But never offer chickens unlimited access. Overindulging could lead to digestive upset or cyanide poisoning.

Stick to small, occasional forsythia treats. variety is important, so rotate with other supplemental foods.

Forsythia Under The Blue Sky (image by papazachariasa, Pixabay)
Forsythia Under The Blue Sky

How to Feed Forsythia to Chickens

If you want to intentionally feed forsythia to your flock, here are some tips:

  • Pick flowers, leaves, stems, and seeds and chop them into bite-sized pieces.
  • Mash or grind dried forsythia parts to release nutrients.
  • Mix a tablespoon or two into the chickens’ regular feed.
  • Offer leaves, flowers, or thinned shoots inside or outside their coop.
  • Hang flower bunches or seed pods around their run for enrichment.
  • Stuff whole flowers or leaves into a suet cage feeder.

Always supervise free-ranging chickens nibbling on growing forsythia. Limit access if they gorge.

How Often Can You Feed Forsythia to Chickens?

It’s best to limit forsythia feeding to no more than 1-2 times per week. Offer it as an occasional treat.

Daily feeding is not recommended, as chickens may start overconsuming if they develop a taste for it.

Forsythia should comprise only a very small portion of a chicken’s diet…

Forsythia should comprise only a very small portion of a chicken’s overall diet. Feed no more than 1-2 tablespoons per chicken per week.

Even occasional overindulging can irritate chickens’ digestive systems. Moderation is key.

Rotate forsythia with other flowers and supplemental foods like vegetables, herbs, fruit, and greens. Variety ensures a balanced diet.

Can Baby Chickens Eat Forsythia?

Yes, baby chickens can eat small amounts of forsythia once they are 2-3 weeks old. But it’s best to wait until chicks are fully feathered at 4-6 weeks old before offering forsythia.

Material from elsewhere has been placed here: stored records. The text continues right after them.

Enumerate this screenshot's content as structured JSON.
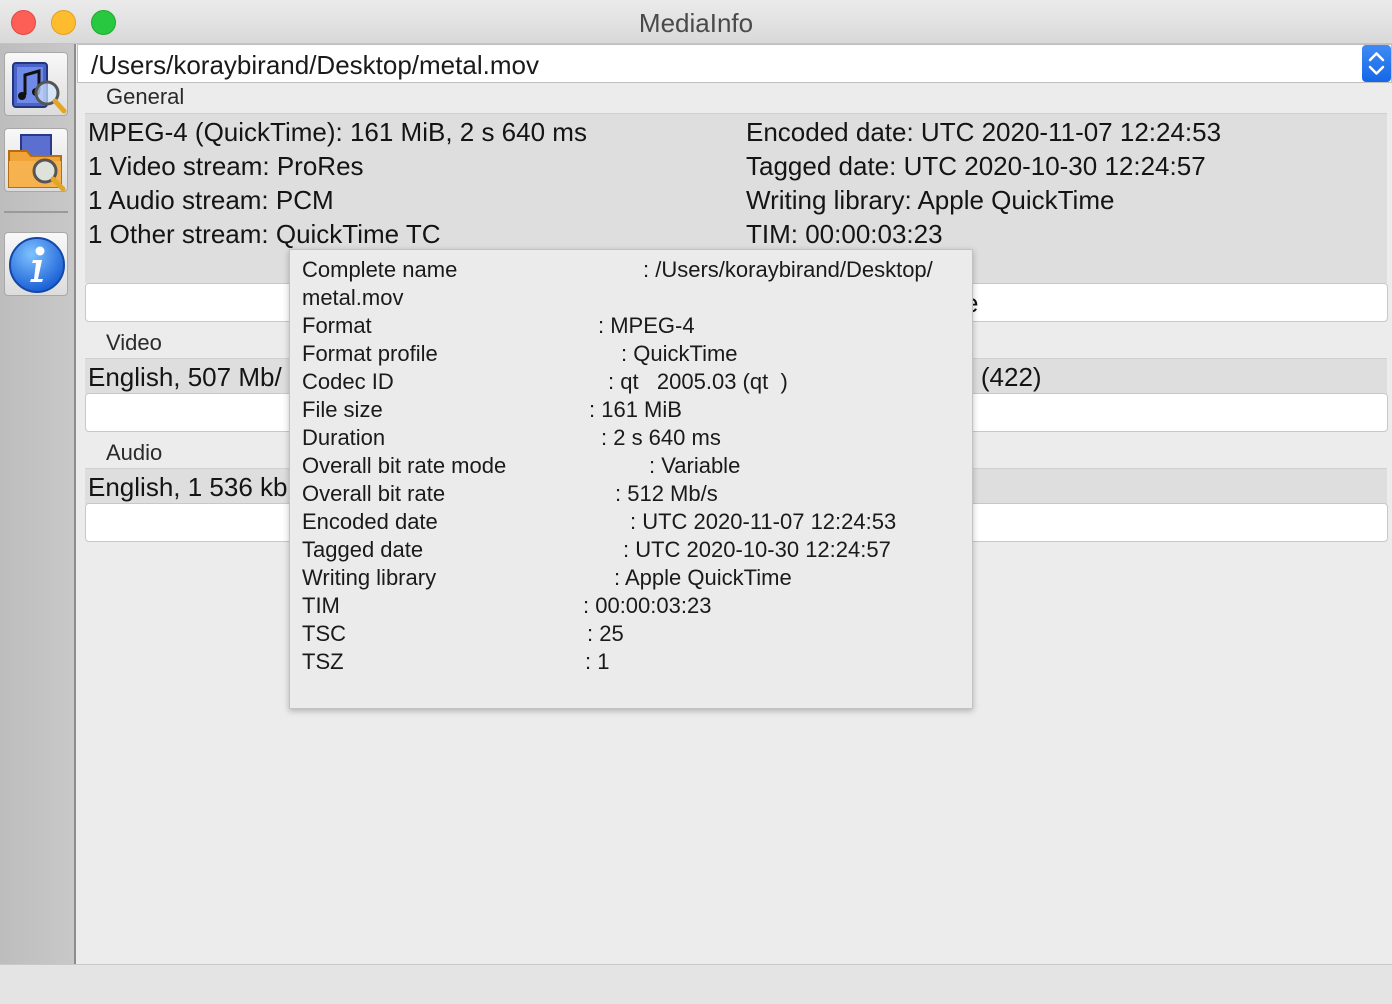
{
  "window": {
    "title": "MediaInfo"
  },
  "sidebar": {
    "items": [
      {
        "icon": "music-magnifier-icon"
      },
      {
        "icon": "folder-magnifier-icon"
      },
      {
        "icon": "info-icon"
      }
    ]
  },
  "file_path": "/Users/koraybirand/Desktop/metal.mov",
  "general": {
    "label": "General",
    "left": [
      "MPEG-4 (QuickTime): 161 MiB, 2 s 640 ms",
      "1 Video stream: ProRes",
      "1 Audio stream: PCM",
      "1 Other stream: QuickTime TC"
    ],
    "right": [
      "Encoded date: UTC 2020-11-07 12:24:53",
      "Tagged date: UTC 2020-10-30 12:24:57",
      "Writing library: Apple QuickTime",
      "TIM: 00:00:03:23"
    ],
    "bar_fragment": "e"
  },
  "video": {
    "label": "Video",
    "left": "English, 507 Mb/",
    "right": ") (422)"
  },
  "audio": {
    "label": "Audio",
    "left": "English, 1 536 kb"
  },
  "tooltip": {
    "rows": [
      {
        "name": "Complete name",
        "value": ": /Users/koraybirand/Desktop/"
      },
      {
        "name": "metal.mov",
        "value": ""
      },
      {
        "name": "Format",
        "value": ": MPEG-4"
      },
      {
        "name": "Format profile",
        "value": ": QuickTime"
      },
      {
        "name": "Codec ID",
        "value": ": qt   2005.03 (qt  )"
      },
      {
        "name": "File size",
        "value": ": 161 MiB"
      },
      {
        "name": "Duration",
        "value": ": 2 s 640 ms"
      },
      {
        "name": "Overall bit rate mode",
        "value": ": Variable"
      },
      {
        "name": "Overall bit rate",
        "value": ": 512 Mb/s"
      },
      {
        "name": "Encoded date",
        "value": ": UTC 2020-11-07 12:24:53"
      },
      {
        "name": "Tagged date",
        "value": ": UTC 2020-10-30 12:24:57"
      },
      {
        "name": "Writing library",
        "value": ": Apple QuickTime"
      },
      {
        "name": "TIM",
        "value": ": 00:00:03:23"
      },
      {
        "name": "TSC",
        "value": ": 25"
      },
      {
        "name": "TSZ",
        "value": ": 1"
      }
    ]
  }
}
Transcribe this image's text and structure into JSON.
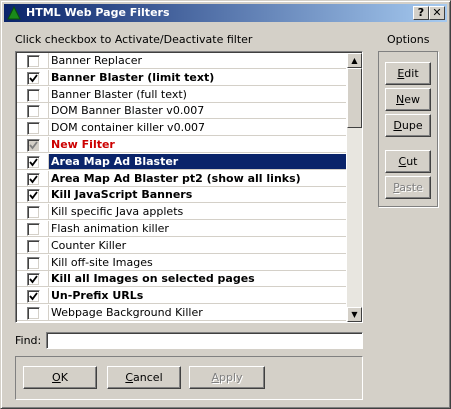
{
  "window": {
    "title": "HTML Web Page Filters",
    "help_label": "?",
    "close_label": "✕"
  },
  "instructions": "Click checkbox to Activate/Deactivate filter",
  "options_label": "Options",
  "filters": [
    {
      "label": "Banner Replacer",
      "checked": false,
      "style": "normal"
    },
    {
      "label": "Banner Blaster (limit text)",
      "checked": true,
      "style": "bold"
    },
    {
      "label": "Banner Blaster (full text)",
      "checked": false,
      "style": "normal"
    },
    {
      "label": "DOM Banner Blaster v0.007",
      "checked": false,
      "style": "normal"
    },
    {
      "label": "DOM container killer v0.007",
      "checked": false,
      "style": "normal"
    },
    {
      "label": "New Filter",
      "checked": true,
      "style": "red",
      "grayed": true
    },
    {
      "label": "Area Map Ad Blaster",
      "checked": true,
      "style": "selected"
    },
    {
      "label": "Area Map Ad Blaster pt2 (show all links)",
      "checked": true,
      "style": "bold"
    },
    {
      "label": "Kill JavaScript Banners",
      "checked": true,
      "style": "bold"
    },
    {
      "label": "Kill specific Java applets",
      "checked": false,
      "style": "normal"
    },
    {
      "label": "Flash animation killer",
      "checked": false,
      "style": "normal"
    },
    {
      "label": "Counter Killer",
      "checked": false,
      "style": "normal"
    },
    {
      "label": "Kill off-site Images",
      "checked": false,
      "style": "normal"
    },
    {
      "label": "Kill all Images on selected pages",
      "checked": true,
      "style": "bold"
    },
    {
      "label": "Un-Prefix URLs",
      "checked": true,
      "style": "bold"
    },
    {
      "label": "Webpage Background Killer",
      "checked": false,
      "style": "normal"
    }
  ],
  "option_buttons": {
    "edit": "Edit",
    "new": "New",
    "dupe": "Dupe",
    "cut": "Cut",
    "paste": "Paste"
  },
  "find": {
    "label": "Find:",
    "value": ""
  },
  "footer_buttons": {
    "ok": "OK",
    "cancel": "Cancel",
    "apply": "Apply"
  },
  "colors": {
    "selection": "#0a246a",
    "new_filter_text": "#cc0000",
    "face": "#d4d0c8"
  }
}
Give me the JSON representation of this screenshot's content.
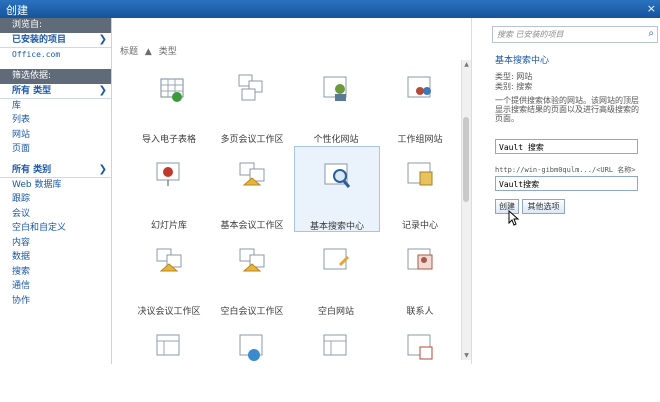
{
  "window": {
    "title": "创建",
    "close_glyph": "×"
  },
  "left": {
    "browse_header": "浏览自:",
    "installed_items": "已安装的项目",
    "office_com": "Office.com",
    "filter_header": "筛选依据:",
    "all_types": "所有 类型",
    "types": [
      "库",
      "列表",
      "网站",
      "页面"
    ],
    "all_categories": "所有 类别",
    "categories": [
      "Web 数据库",
      "跟踪",
      "会议",
      "空白和自定义",
      "内容",
      "数据",
      "搜索",
      "通信",
      "协作"
    ]
  },
  "main": {
    "sort_title": "标题",
    "sort_arrow": "▲",
    "sort_type": "类型",
    "tiles": [
      {
        "label": "导入电子表格",
        "icon": "spreadsheet-import-icon"
      },
      {
        "label": "多页会议工作区",
        "icon": "multipage-meeting-icon"
      },
      {
        "label": "个性化网站",
        "icon": "personal-site-icon"
      },
      {
        "label": "工作组网站",
        "icon": "team-site-icon"
      },
      {
        "label": "幻灯片库",
        "icon": "slide-library-icon"
      },
      {
        "label": "基本会议工作区",
        "icon": "basic-meeting-icon"
      },
      {
        "label": "基本搜索中心",
        "icon": "search-center-icon"
      },
      {
        "label": "记录中心",
        "icon": "records-center-icon"
      },
      {
        "label": "决议会议工作区",
        "icon": "decision-meeting-icon"
      },
      {
        "label": "空白会议工作区",
        "icon": "blank-meeting-icon"
      },
      {
        "label": "空白网站",
        "icon": "blank-site-icon"
      },
      {
        "label": "联系人",
        "icon": "contacts-icon"
      },
      {
        "label": "",
        "icon": "site-template-icon"
      },
      {
        "label": "",
        "icon": "globe-site-icon"
      },
      {
        "label": "",
        "icon": "list-template-icon"
      },
      {
        "label": "",
        "icon": "calendar-icon"
      }
    ],
    "selected_index": 6
  },
  "right": {
    "search_placeholder": "搜索 已安装的项目",
    "item_title": "基本搜索中心",
    "type_line": "类型:  网站",
    "category_line": "类别:  搜索",
    "description": "一个提供搜索体验的网站。该网站的顶层显示搜索结果的页面以及进行高级搜索的页面。",
    "name_value": "Vault 搜索",
    "url_prefix": "http://win-gibm0qulm.../<URL 名称>",
    "url_value": "Vault搜索",
    "create_button": "创建",
    "more_options_button": "其他选项"
  },
  "colors": {
    "titlebar": "#1b5fa8",
    "accent": "#1b57a8",
    "section_header": "#5f6b79",
    "selected_tile": "#eaf2fc"
  }
}
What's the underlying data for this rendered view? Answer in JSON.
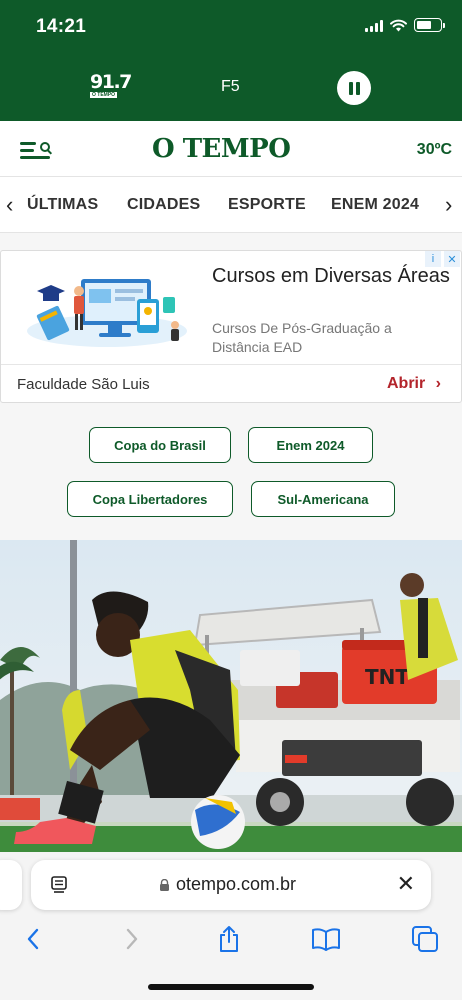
{
  "status_bar": {
    "time": "14:21",
    "battery_level": 0.65
  },
  "radio": {
    "logo_text": "91.7",
    "logo_sub": "O TEMPO",
    "station": "F5"
  },
  "header": {
    "logo": "O TEMPO",
    "temperature": "30ºC"
  },
  "categories": {
    "items": [
      "ÚLTIMAS",
      "CIDADES",
      "ESPORTE",
      "ENEM 2024"
    ],
    "prev_arrow": "‹",
    "next_arrow": "›"
  },
  "ad": {
    "title": "Cursos em Diversas Áreas",
    "description": "Cursos De Pós-Graduação a Distância EAD",
    "sponsor": "Faculdade São Luis",
    "cta": "Abrir",
    "cta_arrow": "›",
    "badge_info": "i",
    "badge_close": "✕"
  },
  "tags": [
    "Copa do Brasil",
    "Enem 2024",
    "Copa Libertadores",
    "Sul-Americana"
  ],
  "hero": {
    "cart_brand": "TNT"
  },
  "browser": {
    "url": "otempo.com.br",
    "close": "✕"
  },
  "colors": {
    "brand_green": "#0e5a29",
    "ios_blue": "#1a73e8",
    "ad_cta": "#b3242b"
  }
}
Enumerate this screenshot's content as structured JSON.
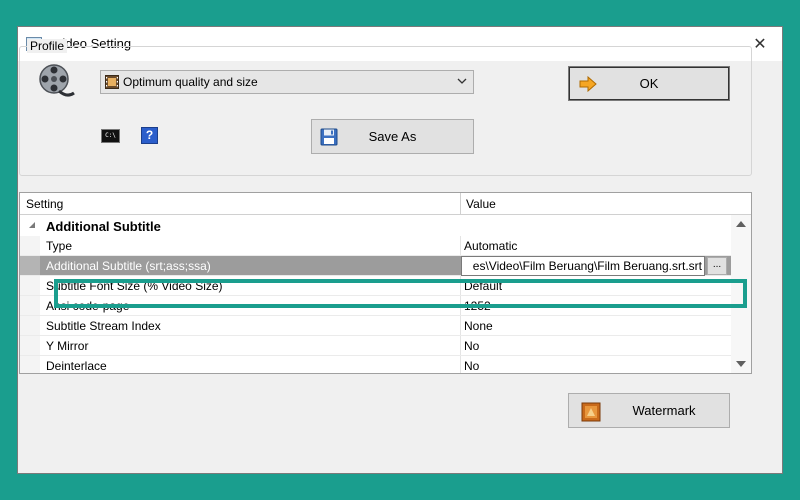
{
  "window": {
    "title": "Video Setting",
    "close_symbol": "✕"
  },
  "profile": {
    "group_label": "Profile",
    "selected": "Optimum quality and size",
    "ok_label": "OK",
    "save_as_label": "Save As",
    "cmd_icon_text": "C:\\",
    "help_icon_text": "?"
  },
  "grid": {
    "header_setting": "Setting",
    "header_value": "Value",
    "category": "Additional Subtitle",
    "rows": [
      {
        "name": "Type",
        "value": "Automatic"
      },
      {
        "name": "Additional Subtitle (srt;ass;ssa)",
        "value": "es\\Video\\Film Beruang\\Film Beruang.srt.srt"
      },
      {
        "name": "Subtitle Font Size (% Video Size)",
        "value": "Default"
      },
      {
        "name": "Ansi code-page",
        "value": "1252"
      },
      {
        "name": "Subtitle Stream Index",
        "value": "None"
      },
      {
        "name": "Y Mirror",
        "value": "No"
      },
      {
        "name": "Deinterlace",
        "value": "No"
      }
    ],
    "browse_label": "..."
  },
  "footer": {
    "watermark_label": "Watermark"
  },
  "colors": {
    "background": "#1a9e8e",
    "highlight": "#1a9e8e",
    "selected_row": "#9c9c9c"
  }
}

Chicks under 4 weeks old have very sensitive digestive systems. Too much plant matter could cause diarrhea or other problems.

Once grown, offer chicks a tiny portion of chopped flowers, leaves, or seeds 2-3 times a week. Limit treats to a tablespoon or two.

Never let baby chicks free-range unsupervised in areas with forsythia. They may consume too much.

Young Chicks Feeding
Young Chicks Feeding

With moderation, forsythia makes a fine supplemental treat for backyard chickens, both young and old. It adds variety and enriches their environment. Just be sure to limit their intake of all plant parts.

Frequently Asked Questions

Can Chickens Eat Forsythia Flowers?

Yes, chickens can safely eat forsythia flowers in moderation. Forsythia flowers are non-toxic and can be a tasty addition to your chickens’ diet. However, it’s essential to offer them as a treat and not as a primary food source.

Is It Safe for Chickens to Consume Forsythia Leaves?

Yes, it is generally safe for chickens to consume forsythia leaves. Forsythia leaves are not known to be toxic to chickens. However, as with any new food, introduce them gradually into your chickens’ diet to observe their reactions and ensure they are consuming them in moderation.

What Are the Health Benefits of Forsythia to Chickens?

Forsythia contains antioxidants and may have anti-inflammatory properties that can benefit chickens. While it’s not a staple food, incorporating forsythia into their diet occasionally may contribute to their overall well-being. Always provide a balanced and varied diet for optimal chicken health.